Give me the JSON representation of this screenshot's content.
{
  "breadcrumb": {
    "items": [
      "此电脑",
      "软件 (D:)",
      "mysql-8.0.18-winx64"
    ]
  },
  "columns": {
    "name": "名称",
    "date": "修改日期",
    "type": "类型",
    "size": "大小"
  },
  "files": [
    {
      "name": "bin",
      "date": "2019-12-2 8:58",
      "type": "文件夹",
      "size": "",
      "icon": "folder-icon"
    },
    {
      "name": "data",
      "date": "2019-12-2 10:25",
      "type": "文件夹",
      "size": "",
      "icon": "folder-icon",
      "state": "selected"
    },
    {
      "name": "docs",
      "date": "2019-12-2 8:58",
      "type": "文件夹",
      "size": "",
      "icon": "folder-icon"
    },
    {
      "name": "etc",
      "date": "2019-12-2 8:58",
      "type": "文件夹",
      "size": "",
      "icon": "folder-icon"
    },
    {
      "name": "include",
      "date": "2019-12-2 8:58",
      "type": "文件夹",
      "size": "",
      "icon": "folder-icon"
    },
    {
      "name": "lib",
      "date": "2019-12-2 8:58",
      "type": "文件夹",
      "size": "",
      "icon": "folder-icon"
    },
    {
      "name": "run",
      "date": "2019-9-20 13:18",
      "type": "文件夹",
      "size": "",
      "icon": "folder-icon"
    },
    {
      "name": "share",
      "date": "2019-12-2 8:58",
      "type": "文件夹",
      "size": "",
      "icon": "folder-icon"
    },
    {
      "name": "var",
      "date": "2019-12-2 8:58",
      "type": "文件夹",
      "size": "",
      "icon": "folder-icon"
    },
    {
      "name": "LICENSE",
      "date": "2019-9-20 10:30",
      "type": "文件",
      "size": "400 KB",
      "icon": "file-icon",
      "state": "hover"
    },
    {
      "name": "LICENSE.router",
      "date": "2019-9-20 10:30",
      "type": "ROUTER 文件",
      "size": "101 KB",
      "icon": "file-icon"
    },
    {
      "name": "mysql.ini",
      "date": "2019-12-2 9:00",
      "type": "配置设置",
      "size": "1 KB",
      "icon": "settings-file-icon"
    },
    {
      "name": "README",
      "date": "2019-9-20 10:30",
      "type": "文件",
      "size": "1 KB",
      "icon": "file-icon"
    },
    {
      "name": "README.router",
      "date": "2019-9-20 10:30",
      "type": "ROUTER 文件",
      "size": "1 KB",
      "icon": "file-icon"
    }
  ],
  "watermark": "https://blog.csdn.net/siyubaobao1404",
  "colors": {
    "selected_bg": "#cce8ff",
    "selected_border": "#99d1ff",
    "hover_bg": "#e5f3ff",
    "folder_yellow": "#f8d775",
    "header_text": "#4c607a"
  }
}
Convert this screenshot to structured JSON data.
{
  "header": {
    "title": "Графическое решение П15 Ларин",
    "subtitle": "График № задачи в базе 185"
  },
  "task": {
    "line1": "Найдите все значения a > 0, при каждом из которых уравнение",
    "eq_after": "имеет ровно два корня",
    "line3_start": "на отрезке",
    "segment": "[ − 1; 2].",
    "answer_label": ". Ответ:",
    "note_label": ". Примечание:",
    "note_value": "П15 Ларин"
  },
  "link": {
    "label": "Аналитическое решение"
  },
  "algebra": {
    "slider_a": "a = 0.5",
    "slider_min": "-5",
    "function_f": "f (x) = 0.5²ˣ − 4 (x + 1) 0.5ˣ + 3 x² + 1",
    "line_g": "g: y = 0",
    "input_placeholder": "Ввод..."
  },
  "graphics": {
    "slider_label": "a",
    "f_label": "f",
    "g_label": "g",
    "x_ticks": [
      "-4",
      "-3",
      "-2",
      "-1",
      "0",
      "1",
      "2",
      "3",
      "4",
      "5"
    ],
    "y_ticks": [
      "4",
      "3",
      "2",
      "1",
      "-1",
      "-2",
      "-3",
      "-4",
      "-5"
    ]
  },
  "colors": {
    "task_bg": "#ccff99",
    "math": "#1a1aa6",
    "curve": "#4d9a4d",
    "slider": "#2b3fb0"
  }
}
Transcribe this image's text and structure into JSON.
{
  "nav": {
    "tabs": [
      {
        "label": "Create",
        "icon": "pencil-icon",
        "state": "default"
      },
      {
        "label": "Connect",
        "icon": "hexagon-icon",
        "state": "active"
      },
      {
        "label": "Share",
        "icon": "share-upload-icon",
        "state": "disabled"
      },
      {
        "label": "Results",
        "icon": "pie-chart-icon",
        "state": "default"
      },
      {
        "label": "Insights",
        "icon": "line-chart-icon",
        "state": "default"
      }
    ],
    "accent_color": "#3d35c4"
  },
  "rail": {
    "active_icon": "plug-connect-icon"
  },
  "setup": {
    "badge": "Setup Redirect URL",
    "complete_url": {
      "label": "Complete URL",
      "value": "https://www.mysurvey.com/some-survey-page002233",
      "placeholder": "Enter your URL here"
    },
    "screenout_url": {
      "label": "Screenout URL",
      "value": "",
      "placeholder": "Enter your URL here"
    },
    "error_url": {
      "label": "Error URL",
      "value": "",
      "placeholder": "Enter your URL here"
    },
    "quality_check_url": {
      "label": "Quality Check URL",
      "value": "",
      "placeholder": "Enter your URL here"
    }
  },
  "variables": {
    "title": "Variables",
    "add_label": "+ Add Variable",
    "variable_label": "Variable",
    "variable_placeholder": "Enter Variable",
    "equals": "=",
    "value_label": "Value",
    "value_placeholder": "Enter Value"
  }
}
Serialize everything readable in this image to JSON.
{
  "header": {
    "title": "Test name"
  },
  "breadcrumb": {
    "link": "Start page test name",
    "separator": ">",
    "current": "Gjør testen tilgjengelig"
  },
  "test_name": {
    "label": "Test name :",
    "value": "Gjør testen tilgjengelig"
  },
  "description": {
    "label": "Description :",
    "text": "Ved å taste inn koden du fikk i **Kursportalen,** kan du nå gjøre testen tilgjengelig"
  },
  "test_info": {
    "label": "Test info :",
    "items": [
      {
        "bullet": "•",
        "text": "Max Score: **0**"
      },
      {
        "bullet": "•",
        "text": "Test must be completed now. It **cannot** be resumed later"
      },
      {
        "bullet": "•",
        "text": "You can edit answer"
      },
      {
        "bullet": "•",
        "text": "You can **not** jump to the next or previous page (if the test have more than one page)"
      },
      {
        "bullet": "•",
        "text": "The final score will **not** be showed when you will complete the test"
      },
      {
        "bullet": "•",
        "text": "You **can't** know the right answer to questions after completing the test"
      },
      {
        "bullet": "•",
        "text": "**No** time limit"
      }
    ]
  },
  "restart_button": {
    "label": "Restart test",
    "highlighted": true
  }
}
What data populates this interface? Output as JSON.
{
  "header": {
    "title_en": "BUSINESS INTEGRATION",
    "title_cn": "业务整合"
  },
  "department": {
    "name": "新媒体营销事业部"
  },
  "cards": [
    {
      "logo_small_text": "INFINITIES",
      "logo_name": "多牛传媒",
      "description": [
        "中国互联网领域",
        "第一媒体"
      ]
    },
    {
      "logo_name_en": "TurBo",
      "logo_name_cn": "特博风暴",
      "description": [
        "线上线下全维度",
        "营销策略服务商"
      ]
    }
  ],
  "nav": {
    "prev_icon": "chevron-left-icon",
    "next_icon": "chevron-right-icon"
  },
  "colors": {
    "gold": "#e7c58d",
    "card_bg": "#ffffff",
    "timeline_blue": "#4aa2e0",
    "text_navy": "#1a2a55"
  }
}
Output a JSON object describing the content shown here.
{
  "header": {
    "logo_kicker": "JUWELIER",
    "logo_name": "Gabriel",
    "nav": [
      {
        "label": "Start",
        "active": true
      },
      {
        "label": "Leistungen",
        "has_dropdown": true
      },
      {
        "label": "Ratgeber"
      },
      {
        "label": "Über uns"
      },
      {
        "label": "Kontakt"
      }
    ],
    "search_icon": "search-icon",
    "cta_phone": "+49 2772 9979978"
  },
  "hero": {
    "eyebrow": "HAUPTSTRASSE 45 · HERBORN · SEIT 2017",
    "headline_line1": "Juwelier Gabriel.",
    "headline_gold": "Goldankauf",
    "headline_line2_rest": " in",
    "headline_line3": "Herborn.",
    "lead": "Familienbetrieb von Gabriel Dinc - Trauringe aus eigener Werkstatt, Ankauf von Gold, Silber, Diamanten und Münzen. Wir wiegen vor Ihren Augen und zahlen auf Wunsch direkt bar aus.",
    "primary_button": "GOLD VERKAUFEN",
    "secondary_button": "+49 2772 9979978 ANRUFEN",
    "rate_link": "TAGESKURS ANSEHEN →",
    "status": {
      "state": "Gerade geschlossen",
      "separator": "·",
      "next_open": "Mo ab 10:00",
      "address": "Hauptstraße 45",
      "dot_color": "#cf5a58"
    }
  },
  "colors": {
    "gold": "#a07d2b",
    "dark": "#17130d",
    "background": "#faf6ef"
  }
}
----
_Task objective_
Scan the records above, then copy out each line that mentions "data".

_Answer to this exercise_
      "name": "data",
Convert this screenshot to structured JSON data.
What data populates this interface? Output as JSON.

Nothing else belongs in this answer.